Customary marriages in South Africa

A customary marriage can be defined as a marriage that is negotiated, celebrated or concluded according to any of the systems of indigenous African customary law which exist in South Africa. This however does not include Hindu, Muslim or other religious rites. Only South African citizens can enter into a customary marriage. If a South African citizen enters in a customary marriage with a foreigner, it will not be classified as a customary marriage.

For a customary marriage to be recognised and registered, certain requirements must be met. Customary marriages concluded before 15 November 2000 are governed by customary law. Customary marriages concluded after 15 November 2000 onwards must comply with the following requirements:

The marriage must be negotiated, entered into or celebrated in accordance with customary law;
Both parties who wish to marry must be above the age of 18 years; and
Both parties who wish to marry must consent to the marriage.
If an under aged child wants to marry that child will have to obtain the consent of his/her parents or legal guardian in the case where there are no parents. If the child does not have parents or a legal guardian the child can approach a Commissioner of Child Welfare for consent. Should the parents, legal guardian or Commissioner of Child Welfare refuse consent, the child can approach the High Court for consent as the High Court is the upper guardian of all minor children is South Africa.

It is important to note that, if a person is already a party to a civil marriage, that person cannot enter into a customary marriage. There is no restriction in South African law on how many customary marriages a husband can enter into however no further customary marriage may be entered into unless an order of court regulating the future matrimonial property system of the marriages has been obtained.

Customary marriages must be registered within three months of the marriage taking place. This can be done at any office of the Department of Home Affairs or through a designated traditional leader in areas where there are no Home Affairs offices by presenting the following:

Both parties who entered into the customary marriage together with copies of their valid identity books and a lobola agreement, if available;
At least one witness from the bride’s family;
At least one witness from the groom’s family; and/or
The representative of each of the families.
In order for an under aged person/s to register a customary marriage, his/her parents will also have to be present when the request to register the marriage is made.

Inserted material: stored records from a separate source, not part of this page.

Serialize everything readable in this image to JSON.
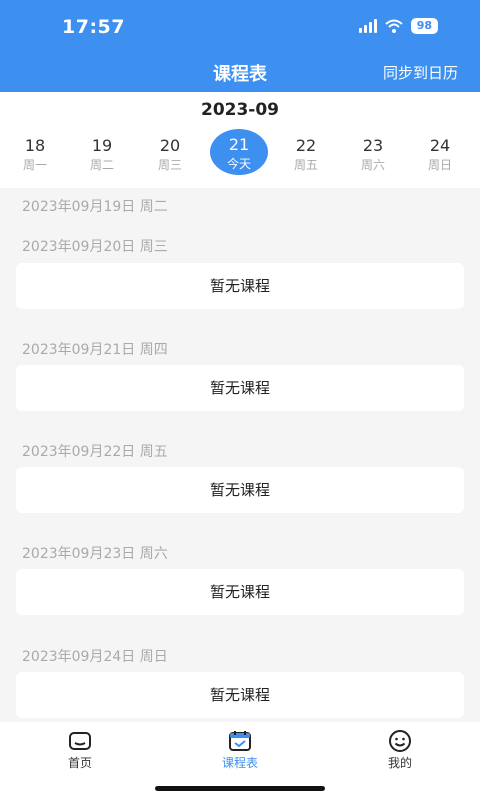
{
  "status": {
    "time": "17:57",
    "battery": "98"
  },
  "header": {
    "title": "课程表",
    "sync_label": "同步到日历"
  },
  "calendar": {
    "month": "2023-09",
    "days": [
      {
        "num": "18",
        "label": "周一"
      },
      {
        "num": "19",
        "label": "周二"
      },
      {
        "num": "20",
        "label": "周三"
      },
      {
        "num": "21",
        "label": "今天"
      },
      {
        "num": "22",
        "label": "周五"
      },
      {
        "num": "23",
        "label": "周六"
      },
      {
        "num": "24",
        "label": "周日"
      }
    ],
    "selected_index": 3
  },
  "schedule": [
    {
      "date": "2023年09月19日  周二"
    },
    {
      "date": "2023年09月20日  周三",
      "empty_text": "暂无课程"
    },
    {
      "date": "2023年09月21日  周四",
      "empty_text": "暂无课程"
    },
    {
      "date": "2023年09月22日  周五",
      "empty_text": "暂无课程"
    },
    {
      "date": "2023年09月23日  周六",
      "empty_text": "暂无课程"
    },
    {
      "date": "2023年09月24日  周日",
      "empty_text": "暂无课程"
    }
  ],
  "tabbar": {
    "items": [
      {
        "label": "首页",
        "icon": "home-icon"
      },
      {
        "label": "课程表",
        "icon": "calendar-icon"
      },
      {
        "label": "我的",
        "icon": "smile-icon"
      }
    ],
    "active_index": 1
  },
  "colors": {
    "accent": "#3d8ff0"
  }
}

People are often unsure about the consequences of the failure to register a customary marriage. By not registering a customary marriage does not necessarily affect the validity of such marriage. You will have to take a witness from both sides of the family to prove that a customary marriage was entered into.

The Recognition of Customary Marriages Act, 1998 declares that a wife in a customary marriage has equal legal status and capacity as her husband, including the ability to buy, own and sell property and the ability to enter into contracts. Previously, under customary law a wife had been regarded as perpetually a minor under the control of her husband.

If it appears that you do need assistance, feel free to contact our legal specialist who will be able to advise as to the best way forward in your matter.